If you know the Level of Living in your new (newish?) community, or even if you are a long term overseas resident like me and you are growing into your Level, February is a great time to have a look at your goals for the year and see if they line up with your Level. Take a moment to refresh your memory in Parents on the Move! (note shop page if you need the book), and just check that you are confident of which level is for you. Happy? Good, now on to this month's relocation challenge.
I am assuming you have had a look at the iBloom Planner and have decided on five projects for the year ahead. Each project is a goal, but on the Project Pages you can list the steps that will help you reach that goal. So, for example, this month we are looking at the project of an "Organised (Relocation) Home."
Anyone who has ever relocated will know that one of the greatest challenges to organising your home are the boxes that need to be opened and "stuff" to be sorted.

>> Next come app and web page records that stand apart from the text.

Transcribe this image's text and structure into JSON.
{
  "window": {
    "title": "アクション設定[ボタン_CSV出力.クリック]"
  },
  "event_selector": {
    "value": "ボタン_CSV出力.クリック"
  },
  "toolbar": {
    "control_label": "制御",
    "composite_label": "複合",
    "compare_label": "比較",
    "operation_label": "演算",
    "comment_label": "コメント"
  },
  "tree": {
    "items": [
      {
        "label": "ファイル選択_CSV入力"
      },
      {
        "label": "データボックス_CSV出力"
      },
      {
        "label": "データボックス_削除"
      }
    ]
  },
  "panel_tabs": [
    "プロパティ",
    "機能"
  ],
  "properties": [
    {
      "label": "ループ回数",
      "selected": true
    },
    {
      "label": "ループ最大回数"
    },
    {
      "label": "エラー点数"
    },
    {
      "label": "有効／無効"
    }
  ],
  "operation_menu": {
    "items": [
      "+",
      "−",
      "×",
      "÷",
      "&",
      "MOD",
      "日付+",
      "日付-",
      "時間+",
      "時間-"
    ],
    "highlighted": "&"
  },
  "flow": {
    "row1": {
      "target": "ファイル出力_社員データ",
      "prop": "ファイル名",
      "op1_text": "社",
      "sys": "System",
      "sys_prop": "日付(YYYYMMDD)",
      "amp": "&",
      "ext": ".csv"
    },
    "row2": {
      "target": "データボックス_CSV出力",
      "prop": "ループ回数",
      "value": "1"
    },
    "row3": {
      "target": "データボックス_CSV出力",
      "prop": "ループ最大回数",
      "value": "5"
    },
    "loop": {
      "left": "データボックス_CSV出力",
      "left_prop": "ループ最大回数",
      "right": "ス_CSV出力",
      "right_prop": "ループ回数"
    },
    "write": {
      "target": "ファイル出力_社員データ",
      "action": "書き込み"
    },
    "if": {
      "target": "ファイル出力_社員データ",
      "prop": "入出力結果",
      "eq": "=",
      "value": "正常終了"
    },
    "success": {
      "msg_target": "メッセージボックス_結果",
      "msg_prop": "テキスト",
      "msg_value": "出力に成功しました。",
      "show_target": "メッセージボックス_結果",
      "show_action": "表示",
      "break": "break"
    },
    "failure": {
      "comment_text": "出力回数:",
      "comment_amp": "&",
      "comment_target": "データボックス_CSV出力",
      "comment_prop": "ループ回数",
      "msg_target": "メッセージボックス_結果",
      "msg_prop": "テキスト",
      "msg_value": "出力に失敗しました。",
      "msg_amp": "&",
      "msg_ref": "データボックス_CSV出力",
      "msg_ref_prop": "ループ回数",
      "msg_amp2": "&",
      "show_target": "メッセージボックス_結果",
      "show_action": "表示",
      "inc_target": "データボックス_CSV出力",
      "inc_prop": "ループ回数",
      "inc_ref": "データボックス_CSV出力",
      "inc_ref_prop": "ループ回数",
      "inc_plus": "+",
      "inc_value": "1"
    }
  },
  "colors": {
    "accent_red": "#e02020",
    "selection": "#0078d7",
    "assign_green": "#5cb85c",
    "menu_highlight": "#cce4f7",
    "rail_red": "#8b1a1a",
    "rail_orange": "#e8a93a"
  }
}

Some boxes are quickly opened and items that define home to you are quickly put in their new place. Some boxes take a little more time. I still have one or two boxes from our move from Florida to England (a couple of years ago) that contain family momentos after my parents passed away. I don't want to rush my time of looking through photos and letters and items from when they were missionaries in South Korea. These boxes are worth "pondering time."
My challenge to you this month is to look at how and what you are investing in your home, so that for what ever time you have in this location, the "stuff" you have feels like it reflects your family. A Level One family will want their country of origin items all around them. Some people have been known to install a generator just so they can have that fridge from home! Level Four people like me find their living room can look a little like an international museum with tasteful souveniers trying to be functional. Try to have your "stuff" line up with your level. Perhaps, if your bedlinen and other necessities are starting to look like your host country you might also be under going a Level of Living adjustment as well? Only a thought.
A long ago friend of mine said that the company that relocated her family to Britain packed up all the items stored in her American garage and unloaded them in the new location garage. She really did intend to go through the boxes at some point and get rid of stuff they didn't need anymore. When I say "did't need," she meant items she would have thrown out no matter where she lived. But no, two years later she hadn't managed to find the time to open the boxes. Believe it or not, the company moved those unopened boxes back to the States. The days of that kind of relocation package are probably over for most people, but even so; let's think this month about what it means to have an organised relocated home.
Number One: have a family pow-wow to list items that mean "home" to you and your family. These are the things that need to relocate with you everytime you pick up sticks.
Number Two: in your planner, mark out time in the first six months of any relocation to sort out the contents of any boxes unopened in the first week of your move. Think of how much you will save if you can have a clear-out and not need to purchase extra storage. Some cultures have more home storage than others. You can get used to huge walk in closets in America, but living in Europe for example will give you a reality check on what is really needed in your mobile life.
Number Three: most of us do not like to write up inventories of what we own. Form filling is so tedious! If your inventory needs updating, take some photos until you can schedule time for this homework. And while you're at it, take photos of how you arrange your specific rooms in each location. Make a photo book of each location. You are creating great memories for you and your family. These books also help with the question "Now where were we living when we had that bookshelf with the elephants?" Saves a ton of arguments!
Above all, check that the items that go with you from place to place truly reflect the Level on which you intend to live. Let the stuff you accumulate be a sign of how you are really living and ask yourself if something needs to change. Most of my home reflects a Level 4 living in Britain, but know that my Texas blankets go everywhere!